The
advantage of the biphasic indentation technique for
cartilage is that a single measurement can give you the
aggregate modulus, the Poisson's ratio and the permeability
of cartilage. While there are other methods to measure
all of those things, this is the only technique that
can give a good value for all of them without assuming what
the others are. For instance, older methods of
determining the aggregate modulus often made an assumption
on what the Poisson's ratio was. Before this technique was
perfected, a common assumption was that the Poisson's ratio
for the solid phase of cartilage was near 0.5. We now
know that it is usually closer to 0 or 0.1.

One
of the exciting things that we have recently discovered is
that tissue engineering of some materials can modify their
viscoelastic properties so that they display a response that
fits the biphasic theory of cartilage, where they did not
before. Shown are two creep indentation curves of an
SIS (porcine small intestinal submucosa) material.
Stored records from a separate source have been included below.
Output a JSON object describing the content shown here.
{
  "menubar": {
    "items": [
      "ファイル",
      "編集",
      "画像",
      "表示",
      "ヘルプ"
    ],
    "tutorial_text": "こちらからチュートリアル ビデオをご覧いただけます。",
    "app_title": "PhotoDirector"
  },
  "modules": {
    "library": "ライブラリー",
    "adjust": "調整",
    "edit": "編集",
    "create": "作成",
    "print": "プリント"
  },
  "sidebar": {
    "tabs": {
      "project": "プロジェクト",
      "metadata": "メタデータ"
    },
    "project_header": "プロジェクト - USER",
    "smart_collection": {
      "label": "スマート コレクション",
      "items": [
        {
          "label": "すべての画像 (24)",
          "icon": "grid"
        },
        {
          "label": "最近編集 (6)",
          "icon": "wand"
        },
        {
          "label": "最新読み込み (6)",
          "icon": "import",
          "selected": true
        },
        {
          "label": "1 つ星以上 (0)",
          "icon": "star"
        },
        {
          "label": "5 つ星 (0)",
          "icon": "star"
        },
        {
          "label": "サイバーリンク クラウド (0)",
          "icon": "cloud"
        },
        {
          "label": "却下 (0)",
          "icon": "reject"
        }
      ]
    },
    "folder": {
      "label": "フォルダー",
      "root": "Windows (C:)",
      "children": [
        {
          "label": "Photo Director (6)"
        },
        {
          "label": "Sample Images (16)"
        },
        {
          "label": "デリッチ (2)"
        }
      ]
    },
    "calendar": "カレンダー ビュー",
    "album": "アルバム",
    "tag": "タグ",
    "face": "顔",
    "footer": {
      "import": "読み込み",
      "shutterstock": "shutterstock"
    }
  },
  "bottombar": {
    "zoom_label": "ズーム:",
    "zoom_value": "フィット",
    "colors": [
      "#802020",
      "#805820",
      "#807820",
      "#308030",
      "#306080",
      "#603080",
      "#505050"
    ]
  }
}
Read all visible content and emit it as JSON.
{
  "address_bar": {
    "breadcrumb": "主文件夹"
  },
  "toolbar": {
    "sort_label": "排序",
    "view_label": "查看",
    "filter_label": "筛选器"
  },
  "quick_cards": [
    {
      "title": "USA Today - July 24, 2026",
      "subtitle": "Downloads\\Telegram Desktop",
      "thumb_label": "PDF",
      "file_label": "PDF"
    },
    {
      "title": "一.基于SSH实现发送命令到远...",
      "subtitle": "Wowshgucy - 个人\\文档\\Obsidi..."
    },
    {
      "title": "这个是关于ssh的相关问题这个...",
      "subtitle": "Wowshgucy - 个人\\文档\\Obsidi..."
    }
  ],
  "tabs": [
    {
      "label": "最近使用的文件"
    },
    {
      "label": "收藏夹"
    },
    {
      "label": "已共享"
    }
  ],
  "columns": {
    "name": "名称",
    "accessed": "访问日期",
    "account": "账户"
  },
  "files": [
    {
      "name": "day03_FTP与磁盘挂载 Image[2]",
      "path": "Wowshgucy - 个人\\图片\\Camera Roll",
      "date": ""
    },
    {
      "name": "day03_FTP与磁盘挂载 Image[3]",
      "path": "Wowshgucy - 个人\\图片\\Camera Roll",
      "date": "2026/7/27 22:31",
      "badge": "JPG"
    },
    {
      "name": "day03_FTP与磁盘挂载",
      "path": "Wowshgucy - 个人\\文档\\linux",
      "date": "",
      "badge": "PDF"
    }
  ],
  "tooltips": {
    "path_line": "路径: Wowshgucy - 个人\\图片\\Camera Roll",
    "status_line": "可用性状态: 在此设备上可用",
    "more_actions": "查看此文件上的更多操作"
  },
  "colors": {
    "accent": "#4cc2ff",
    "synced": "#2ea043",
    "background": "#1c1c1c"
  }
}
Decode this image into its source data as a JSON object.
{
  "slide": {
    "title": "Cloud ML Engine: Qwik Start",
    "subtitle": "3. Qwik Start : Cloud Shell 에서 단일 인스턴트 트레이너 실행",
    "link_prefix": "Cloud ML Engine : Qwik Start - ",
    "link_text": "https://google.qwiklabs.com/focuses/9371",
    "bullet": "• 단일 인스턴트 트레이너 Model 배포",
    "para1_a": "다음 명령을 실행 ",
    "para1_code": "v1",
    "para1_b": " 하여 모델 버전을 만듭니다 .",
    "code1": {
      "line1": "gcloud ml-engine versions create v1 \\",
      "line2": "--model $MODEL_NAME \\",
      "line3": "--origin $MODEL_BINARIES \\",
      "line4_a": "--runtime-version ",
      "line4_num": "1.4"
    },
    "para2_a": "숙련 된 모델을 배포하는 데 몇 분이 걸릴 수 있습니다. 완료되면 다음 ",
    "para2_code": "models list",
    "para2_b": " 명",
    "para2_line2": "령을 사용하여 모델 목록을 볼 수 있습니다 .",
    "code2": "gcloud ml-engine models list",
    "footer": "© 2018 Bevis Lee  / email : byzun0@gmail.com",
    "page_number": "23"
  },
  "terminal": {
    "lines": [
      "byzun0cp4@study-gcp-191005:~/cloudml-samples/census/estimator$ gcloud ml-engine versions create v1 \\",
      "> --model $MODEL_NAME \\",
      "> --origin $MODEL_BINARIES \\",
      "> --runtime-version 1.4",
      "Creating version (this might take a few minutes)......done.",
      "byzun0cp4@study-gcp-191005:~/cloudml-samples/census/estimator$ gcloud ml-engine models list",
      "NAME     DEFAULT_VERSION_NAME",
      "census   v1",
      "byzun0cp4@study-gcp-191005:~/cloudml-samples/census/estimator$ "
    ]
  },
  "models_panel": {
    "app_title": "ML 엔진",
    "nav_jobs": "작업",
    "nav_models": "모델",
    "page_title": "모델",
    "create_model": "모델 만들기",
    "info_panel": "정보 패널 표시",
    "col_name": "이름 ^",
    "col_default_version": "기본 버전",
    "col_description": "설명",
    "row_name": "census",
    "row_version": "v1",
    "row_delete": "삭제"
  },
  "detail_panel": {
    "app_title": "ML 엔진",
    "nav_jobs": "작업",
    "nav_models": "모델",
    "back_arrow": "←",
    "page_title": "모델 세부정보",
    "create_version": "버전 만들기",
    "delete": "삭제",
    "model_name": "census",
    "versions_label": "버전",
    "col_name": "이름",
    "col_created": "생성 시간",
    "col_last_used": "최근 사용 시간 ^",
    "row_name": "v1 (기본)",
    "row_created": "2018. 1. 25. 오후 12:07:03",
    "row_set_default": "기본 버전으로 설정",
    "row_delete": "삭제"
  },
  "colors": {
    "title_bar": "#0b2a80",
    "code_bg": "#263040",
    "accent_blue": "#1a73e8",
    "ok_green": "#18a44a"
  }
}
The
indentation curve of the basic non-modified SIS material
does not match the theoretical indentation curves of
cartilage very well (Figure 1). But, after seeding the
material with canine chondrocytes and implanting it in the
back of a mouse for 24 weeks, one of our samples showed a
close fit to the theoretical curve for cartilage (Figure
2). This means that one can demonstrate cartilage-like
viscoelasticity by showing a close fit of the indentation
curve of the material to the biphasic theory.
When such tissue-engineered cartilage demonstrates
biphasic viscoelasticity, one can then determine the value
of its aggregate modulus, Poisson's ratio, shear modulus and
permeability from a single indentation test.